- [Entries supplied]:
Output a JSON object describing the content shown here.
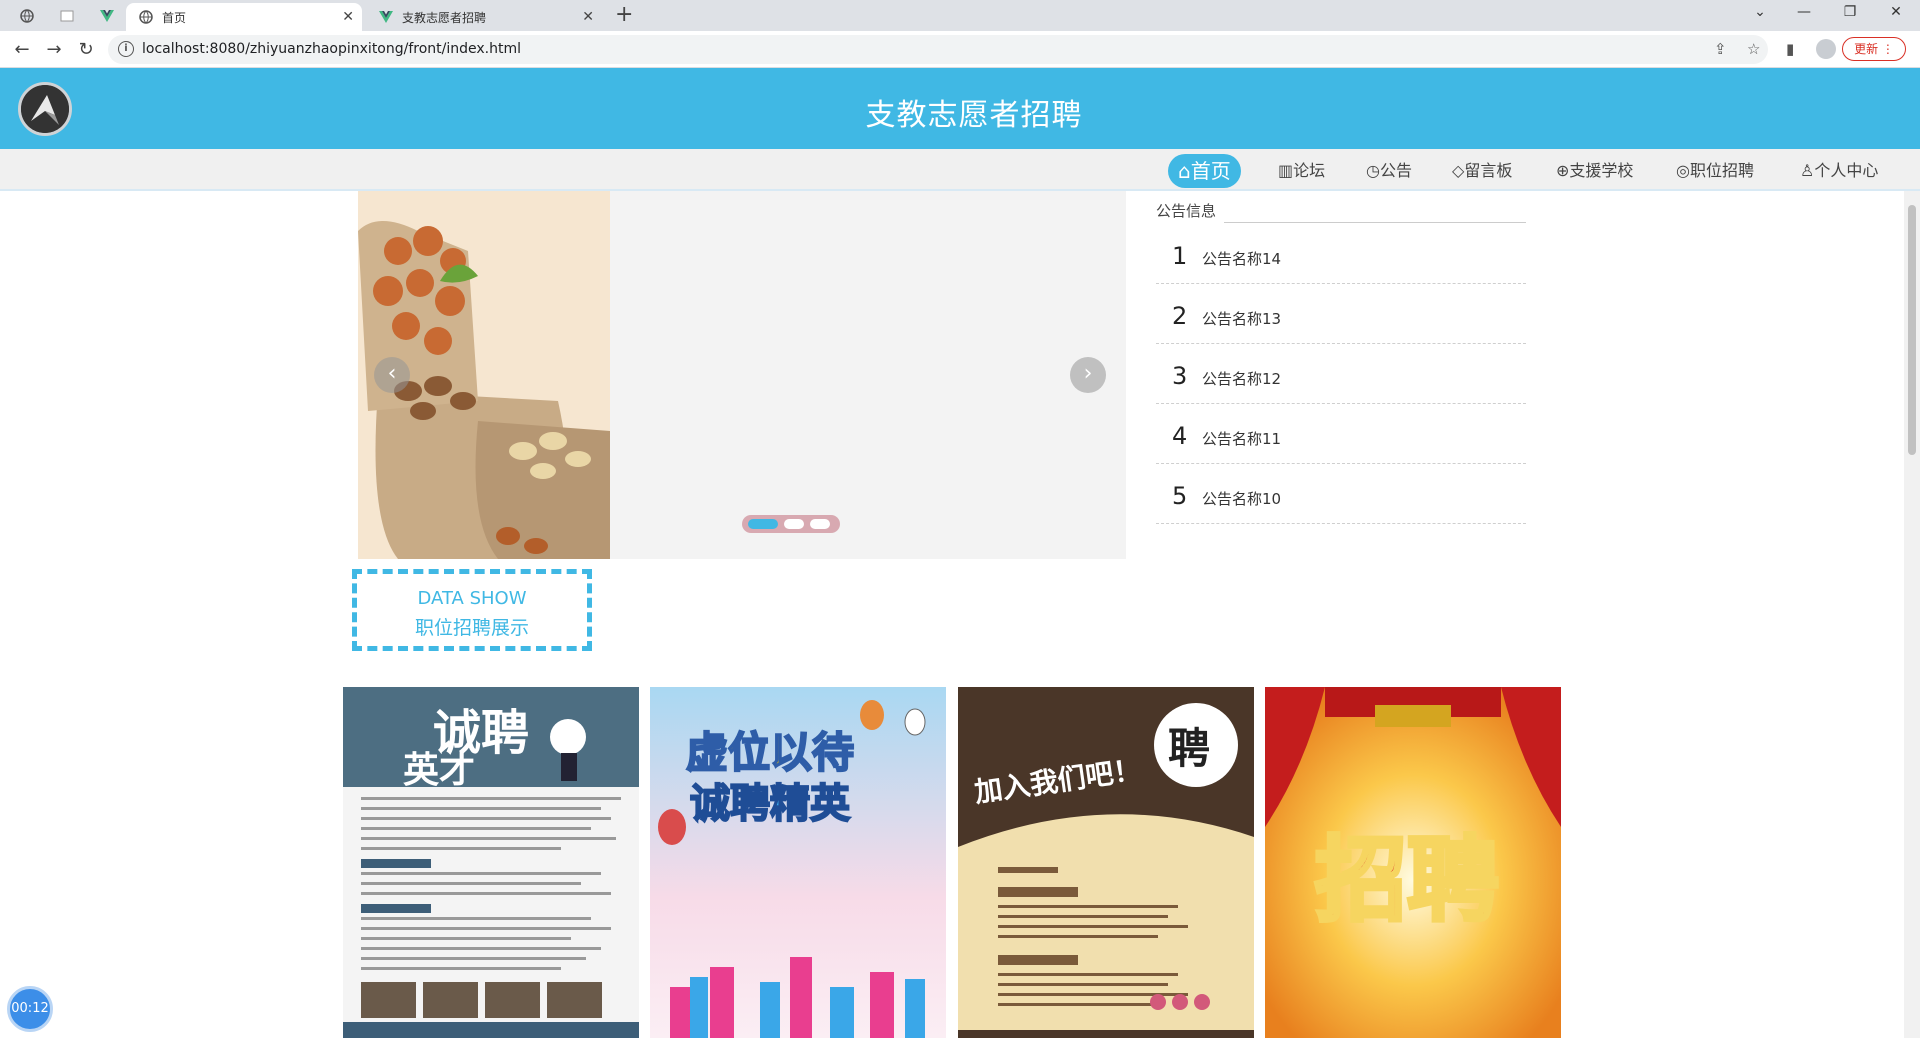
{
  "browser": {
    "tabs": [
      {
        "label": "首页",
        "active": true
      },
      {
        "label": "支教志愿者招聘",
        "active": false
      }
    ],
    "url": "localhost:8080/zhiyuanzhaopinxitong/front/index.html",
    "update_label": "更新",
    "new_tab_label": "+"
  },
  "site": {
    "title": "支教志愿者招聘"
  },
  "nav": {
    "items": [
      {
        "icon": "home-icon",
        "label": "首页",
        "active": true
      },
      {
        "icon": "forum-icon",
        "label": "论坛"
      },
      {
        "icon": "notice-icon",
        "label": "公告"
      },
      {
        "icon": "tag-icon",
        "label": "留言板"
      },
      {
        "icon": "globe-icon",
        "label": "支援学校"
      },
      {
        "icon": "target-icon",
        "label": "职位招聘"
      },
      {
        "icon": "user-icon",
        "label": "个人中心"
      }
    ]
  },
  "carousel": {
    "prev_label": "‹",
    "next_label": "›",
    "dot_count": 3,
    "active_dot": 0
  },
  "notices": {
    "heading": "公告信息",
    "items": [
      {
        "num": "1",
        "title": "公告名称14"
      },
      {
        "num": "2",
        "title": "公告名称13"
      },
      {
        "num": "3",
        "title": "公告名称12"
      },
      {
        "num": "4",
        "title": "公告名称11"
      },
      {
        "num": "5",
        "title": "公告名称10"
      }
    ]
  },
  "data_show": {
    "en": "DATA SHOW",
    "cn": "职位招聘展示"
  },
  "posters": [
    {
      "headline": "诚聘",
      "sub": "英才"
    },
    {
      "headline": "虚位以待",
      "sub": "诚聘精英"
    },
    {
      "headline": "加入我们吧！",
      "badge": "聘"
    },
    {
      "headline": "招聘"
    }
  ],
  "timer": "00:12",
  "colors": {
    "primary": "#40b8e4",
    "nav_bg": "#f0f0f0"
  }
}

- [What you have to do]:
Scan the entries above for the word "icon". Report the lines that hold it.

- [Answer to this task]:
        "icon": "home-icon",
        "icon": "forum-icon",
        "icon": "notice-icon",
        "icon": "tag-icon",
        "icon": "globe-icon",
        "icon": "target-icon",
        "icon": "user-icon",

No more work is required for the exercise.